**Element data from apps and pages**
━━━━━━━━

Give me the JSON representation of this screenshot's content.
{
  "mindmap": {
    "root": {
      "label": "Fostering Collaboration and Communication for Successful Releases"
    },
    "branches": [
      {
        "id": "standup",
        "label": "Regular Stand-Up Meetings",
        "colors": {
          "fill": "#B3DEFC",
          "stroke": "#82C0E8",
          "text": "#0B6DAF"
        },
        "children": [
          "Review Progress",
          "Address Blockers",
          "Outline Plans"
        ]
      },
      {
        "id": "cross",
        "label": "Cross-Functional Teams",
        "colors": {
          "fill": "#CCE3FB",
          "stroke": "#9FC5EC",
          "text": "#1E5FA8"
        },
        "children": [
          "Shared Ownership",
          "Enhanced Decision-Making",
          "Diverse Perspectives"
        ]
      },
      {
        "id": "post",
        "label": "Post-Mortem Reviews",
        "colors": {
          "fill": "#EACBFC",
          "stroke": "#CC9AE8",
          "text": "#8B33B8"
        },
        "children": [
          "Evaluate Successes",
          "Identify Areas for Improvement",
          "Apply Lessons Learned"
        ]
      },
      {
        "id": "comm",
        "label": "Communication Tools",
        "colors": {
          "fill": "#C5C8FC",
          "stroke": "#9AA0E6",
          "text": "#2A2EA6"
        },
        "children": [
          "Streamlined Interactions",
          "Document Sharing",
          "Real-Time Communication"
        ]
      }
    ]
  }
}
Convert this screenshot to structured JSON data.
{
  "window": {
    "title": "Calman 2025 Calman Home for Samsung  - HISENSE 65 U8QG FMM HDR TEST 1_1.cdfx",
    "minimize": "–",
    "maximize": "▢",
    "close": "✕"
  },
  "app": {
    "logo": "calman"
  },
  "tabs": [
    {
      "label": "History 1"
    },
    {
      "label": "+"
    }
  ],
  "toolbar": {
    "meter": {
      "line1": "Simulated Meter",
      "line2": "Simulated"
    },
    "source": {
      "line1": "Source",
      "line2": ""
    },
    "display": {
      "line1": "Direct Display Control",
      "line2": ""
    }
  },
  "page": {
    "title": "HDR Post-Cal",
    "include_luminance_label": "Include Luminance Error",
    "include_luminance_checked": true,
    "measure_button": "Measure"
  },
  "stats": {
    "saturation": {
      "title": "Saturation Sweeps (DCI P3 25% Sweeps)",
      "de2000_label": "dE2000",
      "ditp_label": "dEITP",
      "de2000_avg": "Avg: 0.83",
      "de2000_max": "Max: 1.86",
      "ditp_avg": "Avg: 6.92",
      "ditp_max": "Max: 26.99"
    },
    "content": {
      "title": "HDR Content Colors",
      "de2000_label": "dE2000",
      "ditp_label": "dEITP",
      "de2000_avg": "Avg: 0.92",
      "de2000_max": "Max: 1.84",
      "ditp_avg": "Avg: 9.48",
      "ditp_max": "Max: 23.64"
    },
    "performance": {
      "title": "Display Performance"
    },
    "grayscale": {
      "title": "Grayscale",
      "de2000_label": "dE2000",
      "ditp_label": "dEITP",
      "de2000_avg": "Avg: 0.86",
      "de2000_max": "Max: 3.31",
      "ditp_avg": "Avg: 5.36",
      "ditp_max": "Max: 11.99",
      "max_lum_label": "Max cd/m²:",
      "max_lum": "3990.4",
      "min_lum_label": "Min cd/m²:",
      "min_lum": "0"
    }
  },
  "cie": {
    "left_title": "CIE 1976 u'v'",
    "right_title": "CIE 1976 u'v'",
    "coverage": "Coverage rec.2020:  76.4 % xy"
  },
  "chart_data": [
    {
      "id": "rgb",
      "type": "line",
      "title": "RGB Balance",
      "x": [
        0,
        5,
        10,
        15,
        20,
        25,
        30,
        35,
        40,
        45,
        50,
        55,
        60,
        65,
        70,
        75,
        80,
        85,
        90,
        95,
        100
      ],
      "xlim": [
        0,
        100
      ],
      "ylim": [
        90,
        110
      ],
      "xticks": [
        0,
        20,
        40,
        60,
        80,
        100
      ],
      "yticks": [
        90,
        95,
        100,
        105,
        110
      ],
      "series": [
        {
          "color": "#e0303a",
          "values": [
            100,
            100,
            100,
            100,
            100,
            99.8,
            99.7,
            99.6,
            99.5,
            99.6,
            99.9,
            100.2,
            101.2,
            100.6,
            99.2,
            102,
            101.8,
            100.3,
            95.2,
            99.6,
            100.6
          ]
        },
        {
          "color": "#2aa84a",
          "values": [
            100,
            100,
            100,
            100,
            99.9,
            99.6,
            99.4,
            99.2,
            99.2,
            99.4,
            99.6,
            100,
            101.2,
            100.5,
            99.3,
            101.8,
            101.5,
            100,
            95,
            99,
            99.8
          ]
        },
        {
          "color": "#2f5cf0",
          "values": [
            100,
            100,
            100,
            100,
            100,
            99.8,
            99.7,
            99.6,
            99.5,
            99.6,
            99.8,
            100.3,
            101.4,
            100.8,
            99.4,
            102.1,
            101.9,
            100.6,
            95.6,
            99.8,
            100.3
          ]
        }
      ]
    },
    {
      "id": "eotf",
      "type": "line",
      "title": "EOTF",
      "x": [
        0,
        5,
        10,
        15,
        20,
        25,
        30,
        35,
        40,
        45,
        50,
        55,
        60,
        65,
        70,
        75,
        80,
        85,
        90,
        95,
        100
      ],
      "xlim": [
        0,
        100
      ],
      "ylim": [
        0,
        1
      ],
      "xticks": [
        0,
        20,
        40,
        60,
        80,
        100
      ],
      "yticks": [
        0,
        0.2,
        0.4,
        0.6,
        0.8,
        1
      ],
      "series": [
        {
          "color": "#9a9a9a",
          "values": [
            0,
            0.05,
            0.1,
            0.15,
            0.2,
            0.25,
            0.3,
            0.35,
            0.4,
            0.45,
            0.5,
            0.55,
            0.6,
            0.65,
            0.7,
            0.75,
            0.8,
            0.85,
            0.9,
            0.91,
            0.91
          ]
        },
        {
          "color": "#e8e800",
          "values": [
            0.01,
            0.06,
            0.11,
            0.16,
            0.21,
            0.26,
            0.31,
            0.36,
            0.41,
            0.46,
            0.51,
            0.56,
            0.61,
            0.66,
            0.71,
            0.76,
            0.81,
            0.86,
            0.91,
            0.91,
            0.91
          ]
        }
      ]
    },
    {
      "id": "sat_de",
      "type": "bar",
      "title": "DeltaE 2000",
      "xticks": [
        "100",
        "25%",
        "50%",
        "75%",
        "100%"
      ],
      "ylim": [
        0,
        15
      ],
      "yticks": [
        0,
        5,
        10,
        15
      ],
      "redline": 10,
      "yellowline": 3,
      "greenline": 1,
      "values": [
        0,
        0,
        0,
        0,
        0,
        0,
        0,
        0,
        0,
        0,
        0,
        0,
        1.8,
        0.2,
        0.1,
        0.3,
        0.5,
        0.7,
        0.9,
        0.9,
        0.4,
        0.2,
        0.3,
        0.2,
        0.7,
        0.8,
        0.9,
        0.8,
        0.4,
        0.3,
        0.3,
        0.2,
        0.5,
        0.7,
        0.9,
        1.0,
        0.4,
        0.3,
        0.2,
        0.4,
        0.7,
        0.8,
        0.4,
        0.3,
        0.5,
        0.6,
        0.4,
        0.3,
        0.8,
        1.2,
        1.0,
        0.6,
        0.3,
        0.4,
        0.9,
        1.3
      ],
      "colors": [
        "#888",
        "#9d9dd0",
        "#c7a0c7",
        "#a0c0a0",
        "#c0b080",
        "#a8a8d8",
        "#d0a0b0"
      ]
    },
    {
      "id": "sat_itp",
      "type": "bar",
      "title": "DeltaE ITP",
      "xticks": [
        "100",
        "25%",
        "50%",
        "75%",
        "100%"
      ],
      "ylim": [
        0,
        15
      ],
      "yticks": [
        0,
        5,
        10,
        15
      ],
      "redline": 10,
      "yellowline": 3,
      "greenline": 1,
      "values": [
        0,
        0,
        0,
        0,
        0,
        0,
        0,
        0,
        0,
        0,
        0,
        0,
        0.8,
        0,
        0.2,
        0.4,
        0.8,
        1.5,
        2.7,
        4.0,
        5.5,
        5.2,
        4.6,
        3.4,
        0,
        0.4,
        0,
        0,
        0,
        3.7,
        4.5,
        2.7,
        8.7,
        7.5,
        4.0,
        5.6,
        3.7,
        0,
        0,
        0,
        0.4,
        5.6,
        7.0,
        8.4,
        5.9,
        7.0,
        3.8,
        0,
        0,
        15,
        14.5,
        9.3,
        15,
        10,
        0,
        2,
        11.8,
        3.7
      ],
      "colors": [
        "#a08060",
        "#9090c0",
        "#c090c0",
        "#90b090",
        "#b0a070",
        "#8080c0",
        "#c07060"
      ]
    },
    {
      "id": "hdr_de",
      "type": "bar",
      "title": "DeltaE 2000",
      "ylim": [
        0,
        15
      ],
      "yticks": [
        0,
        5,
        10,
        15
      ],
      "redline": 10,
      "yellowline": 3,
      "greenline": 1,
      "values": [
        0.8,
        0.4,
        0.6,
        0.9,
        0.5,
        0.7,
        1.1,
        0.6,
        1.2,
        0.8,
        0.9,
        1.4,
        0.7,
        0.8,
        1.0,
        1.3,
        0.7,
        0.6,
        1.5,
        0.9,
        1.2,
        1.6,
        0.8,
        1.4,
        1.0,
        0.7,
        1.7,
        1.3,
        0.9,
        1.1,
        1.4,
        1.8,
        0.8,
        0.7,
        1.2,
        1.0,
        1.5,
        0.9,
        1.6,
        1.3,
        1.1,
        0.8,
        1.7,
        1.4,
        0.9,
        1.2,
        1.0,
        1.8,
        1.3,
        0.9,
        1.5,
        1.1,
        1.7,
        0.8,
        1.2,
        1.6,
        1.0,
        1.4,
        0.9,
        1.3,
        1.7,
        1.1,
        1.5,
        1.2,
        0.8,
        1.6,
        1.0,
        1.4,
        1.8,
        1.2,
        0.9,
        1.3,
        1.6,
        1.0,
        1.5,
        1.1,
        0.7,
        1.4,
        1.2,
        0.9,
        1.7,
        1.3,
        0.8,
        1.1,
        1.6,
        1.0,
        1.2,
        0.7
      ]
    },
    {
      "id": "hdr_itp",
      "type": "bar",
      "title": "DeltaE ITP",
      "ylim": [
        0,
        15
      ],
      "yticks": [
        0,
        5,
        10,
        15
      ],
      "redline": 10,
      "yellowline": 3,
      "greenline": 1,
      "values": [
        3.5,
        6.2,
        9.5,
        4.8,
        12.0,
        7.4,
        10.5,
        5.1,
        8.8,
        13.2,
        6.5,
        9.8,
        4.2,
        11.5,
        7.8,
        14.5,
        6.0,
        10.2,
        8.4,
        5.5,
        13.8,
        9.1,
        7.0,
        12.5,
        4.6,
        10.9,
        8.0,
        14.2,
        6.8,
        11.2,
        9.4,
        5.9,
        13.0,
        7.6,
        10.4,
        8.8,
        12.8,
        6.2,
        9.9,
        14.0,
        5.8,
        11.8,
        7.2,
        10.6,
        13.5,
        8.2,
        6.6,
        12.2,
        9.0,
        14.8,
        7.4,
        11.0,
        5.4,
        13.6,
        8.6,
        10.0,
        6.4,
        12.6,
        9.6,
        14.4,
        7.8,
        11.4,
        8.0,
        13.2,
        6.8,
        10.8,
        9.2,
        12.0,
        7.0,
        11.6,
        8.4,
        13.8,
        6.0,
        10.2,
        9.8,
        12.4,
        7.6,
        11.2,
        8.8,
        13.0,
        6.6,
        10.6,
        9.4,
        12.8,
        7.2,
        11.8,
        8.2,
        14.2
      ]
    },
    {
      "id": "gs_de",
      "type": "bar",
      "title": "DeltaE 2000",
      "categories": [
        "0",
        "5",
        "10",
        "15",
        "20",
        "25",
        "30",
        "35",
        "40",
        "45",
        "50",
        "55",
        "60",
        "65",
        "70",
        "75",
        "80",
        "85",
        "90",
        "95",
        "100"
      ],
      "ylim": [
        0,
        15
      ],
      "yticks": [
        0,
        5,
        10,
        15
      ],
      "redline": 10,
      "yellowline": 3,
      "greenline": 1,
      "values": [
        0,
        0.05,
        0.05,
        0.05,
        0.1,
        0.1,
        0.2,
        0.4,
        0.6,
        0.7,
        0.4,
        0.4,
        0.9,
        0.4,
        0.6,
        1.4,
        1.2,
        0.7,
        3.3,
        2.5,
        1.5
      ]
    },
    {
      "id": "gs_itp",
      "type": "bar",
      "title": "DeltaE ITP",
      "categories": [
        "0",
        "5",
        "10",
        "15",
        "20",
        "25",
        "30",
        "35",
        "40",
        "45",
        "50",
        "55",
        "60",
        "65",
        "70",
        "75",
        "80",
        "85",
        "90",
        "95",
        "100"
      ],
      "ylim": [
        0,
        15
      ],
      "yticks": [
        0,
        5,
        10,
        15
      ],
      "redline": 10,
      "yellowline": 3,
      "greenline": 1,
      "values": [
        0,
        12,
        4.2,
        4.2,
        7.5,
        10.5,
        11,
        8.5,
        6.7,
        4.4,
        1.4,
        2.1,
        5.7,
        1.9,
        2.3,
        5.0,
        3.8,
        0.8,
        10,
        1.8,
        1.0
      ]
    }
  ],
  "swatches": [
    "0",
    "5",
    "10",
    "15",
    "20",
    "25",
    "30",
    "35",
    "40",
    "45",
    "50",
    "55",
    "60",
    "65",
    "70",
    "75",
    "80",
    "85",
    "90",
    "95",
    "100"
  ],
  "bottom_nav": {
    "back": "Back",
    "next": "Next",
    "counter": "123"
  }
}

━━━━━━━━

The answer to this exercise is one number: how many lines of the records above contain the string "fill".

**Result of this task**
4